TASK PROMPT: Say how many lines in the entries below have the word "receive" in them, giving only the number.

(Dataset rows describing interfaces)
..........

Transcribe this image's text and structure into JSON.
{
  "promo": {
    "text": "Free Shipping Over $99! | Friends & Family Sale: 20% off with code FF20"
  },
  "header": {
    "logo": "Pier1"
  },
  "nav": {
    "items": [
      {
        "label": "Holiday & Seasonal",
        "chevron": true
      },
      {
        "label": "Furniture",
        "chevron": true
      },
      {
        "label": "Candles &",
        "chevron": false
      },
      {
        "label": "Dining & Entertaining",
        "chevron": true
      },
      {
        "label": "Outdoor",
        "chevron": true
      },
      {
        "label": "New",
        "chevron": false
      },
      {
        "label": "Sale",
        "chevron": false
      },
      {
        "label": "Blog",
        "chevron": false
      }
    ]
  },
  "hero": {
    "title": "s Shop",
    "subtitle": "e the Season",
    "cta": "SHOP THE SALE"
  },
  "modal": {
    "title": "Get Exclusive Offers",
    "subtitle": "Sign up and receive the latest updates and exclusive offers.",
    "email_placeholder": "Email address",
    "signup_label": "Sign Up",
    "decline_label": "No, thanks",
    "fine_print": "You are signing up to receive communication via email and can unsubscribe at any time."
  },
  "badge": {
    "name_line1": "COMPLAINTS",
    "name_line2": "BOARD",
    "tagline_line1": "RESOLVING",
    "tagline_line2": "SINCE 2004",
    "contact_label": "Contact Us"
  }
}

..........

OUTPUT OF THE TASK: 2